Restate, word for word, each entry that follows, but skip its pictures.
[Dataset excerpts — start]
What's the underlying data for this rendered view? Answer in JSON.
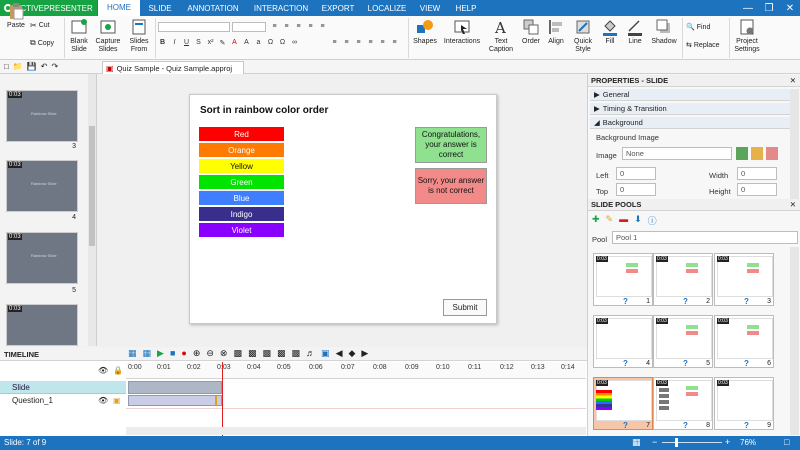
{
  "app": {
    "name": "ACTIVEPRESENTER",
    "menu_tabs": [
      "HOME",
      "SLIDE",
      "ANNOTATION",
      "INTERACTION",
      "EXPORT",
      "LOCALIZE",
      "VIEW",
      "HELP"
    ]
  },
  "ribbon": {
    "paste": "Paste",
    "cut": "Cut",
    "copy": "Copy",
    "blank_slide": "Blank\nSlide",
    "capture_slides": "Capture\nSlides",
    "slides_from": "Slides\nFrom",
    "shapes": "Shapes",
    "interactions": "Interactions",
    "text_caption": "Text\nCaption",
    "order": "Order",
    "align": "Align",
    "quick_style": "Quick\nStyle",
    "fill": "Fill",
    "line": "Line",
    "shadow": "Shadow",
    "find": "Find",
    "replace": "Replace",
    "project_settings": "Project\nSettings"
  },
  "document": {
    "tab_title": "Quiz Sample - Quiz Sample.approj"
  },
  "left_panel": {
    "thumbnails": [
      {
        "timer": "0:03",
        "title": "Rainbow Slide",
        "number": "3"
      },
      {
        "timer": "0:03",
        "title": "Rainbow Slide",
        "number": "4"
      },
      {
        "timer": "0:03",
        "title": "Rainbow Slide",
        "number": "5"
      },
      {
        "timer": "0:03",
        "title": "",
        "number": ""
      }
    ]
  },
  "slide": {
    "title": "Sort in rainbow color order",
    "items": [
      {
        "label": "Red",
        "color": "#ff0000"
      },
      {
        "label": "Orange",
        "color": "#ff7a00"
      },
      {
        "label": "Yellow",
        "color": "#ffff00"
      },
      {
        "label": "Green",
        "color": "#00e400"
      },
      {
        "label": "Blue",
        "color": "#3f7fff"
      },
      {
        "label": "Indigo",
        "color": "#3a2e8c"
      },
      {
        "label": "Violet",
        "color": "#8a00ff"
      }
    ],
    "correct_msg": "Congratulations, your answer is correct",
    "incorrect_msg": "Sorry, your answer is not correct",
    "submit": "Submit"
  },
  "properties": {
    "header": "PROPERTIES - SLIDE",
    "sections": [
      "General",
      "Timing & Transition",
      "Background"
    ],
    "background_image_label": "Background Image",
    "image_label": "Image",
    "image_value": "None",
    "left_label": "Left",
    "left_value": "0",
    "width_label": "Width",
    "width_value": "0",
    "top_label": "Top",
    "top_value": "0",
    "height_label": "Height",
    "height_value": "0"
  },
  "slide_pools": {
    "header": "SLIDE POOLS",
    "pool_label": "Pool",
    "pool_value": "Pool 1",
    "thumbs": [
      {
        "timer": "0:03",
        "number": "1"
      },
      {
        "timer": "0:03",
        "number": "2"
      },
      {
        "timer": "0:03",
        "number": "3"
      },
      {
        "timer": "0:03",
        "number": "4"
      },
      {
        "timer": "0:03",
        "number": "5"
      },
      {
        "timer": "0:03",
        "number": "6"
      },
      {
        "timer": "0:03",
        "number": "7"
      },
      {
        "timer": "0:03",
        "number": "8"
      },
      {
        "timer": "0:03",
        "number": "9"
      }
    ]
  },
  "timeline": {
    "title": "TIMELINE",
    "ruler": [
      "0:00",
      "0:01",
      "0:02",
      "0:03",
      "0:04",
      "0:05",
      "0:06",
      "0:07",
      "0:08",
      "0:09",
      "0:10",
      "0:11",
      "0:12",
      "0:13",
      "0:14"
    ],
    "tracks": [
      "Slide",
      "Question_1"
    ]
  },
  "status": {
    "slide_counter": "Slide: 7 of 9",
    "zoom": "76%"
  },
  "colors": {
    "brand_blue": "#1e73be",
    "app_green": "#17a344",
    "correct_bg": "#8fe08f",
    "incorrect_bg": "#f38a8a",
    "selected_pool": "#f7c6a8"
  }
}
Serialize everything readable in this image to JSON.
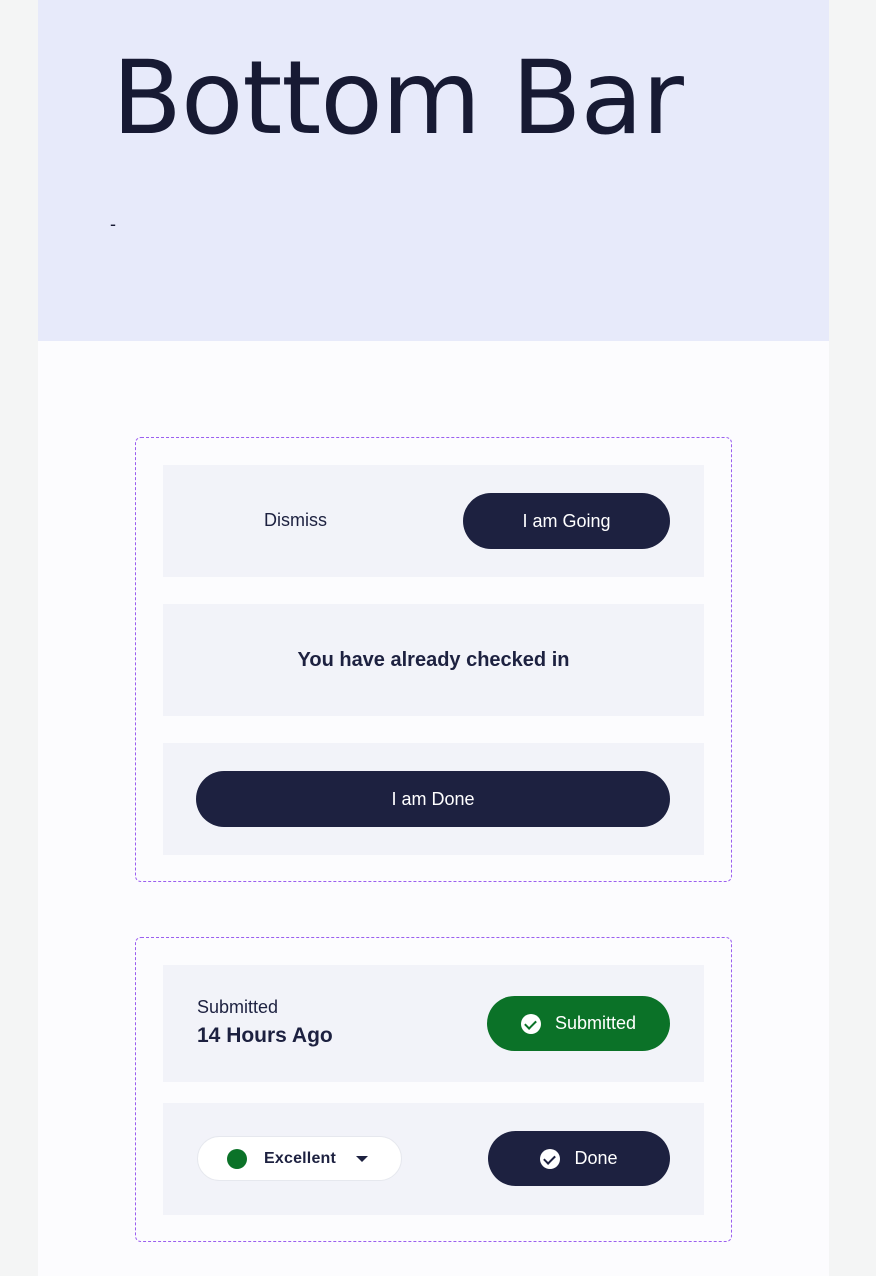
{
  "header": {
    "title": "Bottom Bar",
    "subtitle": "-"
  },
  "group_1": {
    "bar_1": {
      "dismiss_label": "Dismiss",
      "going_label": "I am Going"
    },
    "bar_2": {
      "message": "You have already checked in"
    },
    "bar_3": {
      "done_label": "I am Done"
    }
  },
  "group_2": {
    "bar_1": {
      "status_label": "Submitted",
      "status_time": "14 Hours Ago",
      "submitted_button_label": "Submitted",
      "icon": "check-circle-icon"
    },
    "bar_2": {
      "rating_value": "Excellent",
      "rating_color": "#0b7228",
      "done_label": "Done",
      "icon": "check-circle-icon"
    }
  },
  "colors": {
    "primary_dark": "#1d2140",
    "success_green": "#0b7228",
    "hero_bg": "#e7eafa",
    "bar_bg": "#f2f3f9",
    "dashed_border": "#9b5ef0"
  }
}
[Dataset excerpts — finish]
▸ **Answer to the exercise**:
What's the underlying data for this rendered view? Answer in JSON.
{
  "app": {
    "name": "ACTIVEPRESENTER",
    "menu_tabs": [
      "HOME",
      "SLIDE",
      "ANNOTATION",
      "INTERACTION",
      "EXPORT",
      "LOCALIZE",
      "VIEW",
      "HELP"
    ]
  },
  "ribbon": {
    "paste": "Paste",
    "cut": "Cut",
    "copy": "Copy",
    "blank_slide": "Blank\nSlide",
    "capture_slides": "Capture\nSlides",
    "slides_from": "Slides\nFrom",
    "shapes": "Shapes",
    "interactions": "Interactions",
    "text_caption": "Text\nCaption",
    "order": "Order",
    "align": "Align",
    "quick_style": "Quick\nStyle",
    "fill": "Fill",
    "line": "Line",
    "shadow": "Shadow",
    "find": "Find",
    "replace": "Replace",
    "project_settings": "Project\nSettings"
  },
  "document": {
    "tab_title": "Quiz Sample - Quiz Sample.approj"
  },
  "left_panel": {
    "thumbnails": [
      {
        "timer": "0:03",
        "title": "Rainbow Slide",
        "number": "3"
      },
      {
        "timer": "0:03",
        "title": "Rainbow Slide",
        "number": "4"
      },
      {
        "timer": "0:03",
        "title": "Rainbow Slide",
        "number": "5"
      },
      {
        "timer": "0:03",
        "title": "",
        "number": ""
      }
    ]
  },
  "slide": {
    "title": "Sort in rainbow color order",
    "items": [
      {
        "label": "Red",
        "color": "#ff0000"
      },
      {
        "label": "Orange",
        "color": "#ff7a00"
      },
      {
        "label": "Yellow",
        "color": "#ffff00"
      },
      {
        "label": "Green",
        "color": "#00e400"
      },
      {
        "label": "Blue",
        "color": "#3f7fff"
      },
      {
        "label": "Indigo",
        "color": "#3a2e8c"
      },
      {
        "label": "Violet",
        "color": "#8a00ff"
      }
    ],
    "correct_msg": "Congratulations, your answer is correct",
    "incorrect_msg": "Sorry, your answer is not correct",
    "submit": "Submit"
  },
  "properties": {
    "header": "PROPERTIES - SLIDE",
    "sections": [
      "General",
      "Timing & Transition",
      "Background"
    ],
    "background_image_label": "Background Image",
    "image_label": "Image",
    "image_value": "None",
    "left_label": "Left",
    "left_value": "0",
    "width_label": "Width",
    "width_value": "0",
    "top_label": "Top",
    "top_value": "0",
    "height_label": "Height",
    "height_value": "0"
  },
  "slide_pools": {
    "header": "SLIDE POOLS",
    "pool_label": "Pool",
    "pool_value": "Pool 1",
    "thumbs": [
      {
        "timer": "0:03",
        "number": "1"
      },
      {
        "timer": "0:03",
        "number": "2"
      },
      {
        "timer": "0:03",
        "number": "3"
      },
      {
        "timer": "0:03",
        "number": "4"
      },
      {
        "timer": "0:03",
        "number": "5"
      },
      {
        "timer": "0:03",
        "number": "6"
      },
      {
        "timer": "0:03",
        "number": "7"
      },
      {
        "timer": "0:03",
        "number": "8"
      },
      {
        "timer": "0:03",
        "number": "9"
      }
    ]
  },
  "timeline": {
    "title": "TIMELINE",
    "ruler": [
      "0:00",
      "0:01",
      "0:02",
      "0:03",
      "0:04",
      "0:05",
      "0:06",
      "0:07",
      "0:08",
      "0:09",
      "0:10",
      "0:11",
      "0:12",
      "0:13",
      "0:14"
    ],
    "tracks": [
      "Slide",
      "Question_1"
    ]
  },
  "status": {
    "slide_counter": "Slide: 7 of 9",
    "zoom": "76%"
  },
  "colors": {
    "brand_blue": "#1e73be",
    "app_green": "#17a344",
    "correct_bg": "#8fe08f",
    "incorrect_bg": "#f38a8a",
    "selected_pool": "#f7c6a8"
  }
}
Serialize everything readable in this image to JSON.
{
  "header": {
    "title": "Bottom Bar",
    "subtitle": "-"
  },
  "group_1": {
    "bar_1": {
      "dismiss_label": "Dismiss",
      "going_label": "I am Going"
    },
    "bar_2": {
      "message": "You have already checked in"
    },
    "bar_3": {
      "done_label": "I am Done"
    }
  },
  "group_2": {
    "bar_1": {
      "status_label": "Submitted",
      "status_time": "14 Hours Ago",
      "submitted_button_label": "Submitted",
      "icon": "check-circle-icon"
    },
    "bar_2": {
      "rating_value": "Excellent",
      "rating_color": "#0b7228",
      "done_label": "Done",
      "icon": "check-circle-icon"
    }
  },
  "colors": {
    "primary_dark": "#1d2140",
    "success_green": "#0b7228",
    "hero_bg": "#e7eafa",
    "bar_bg": "#f2f3f9",
    "dashed_border": "#9b5ef0"
  }
}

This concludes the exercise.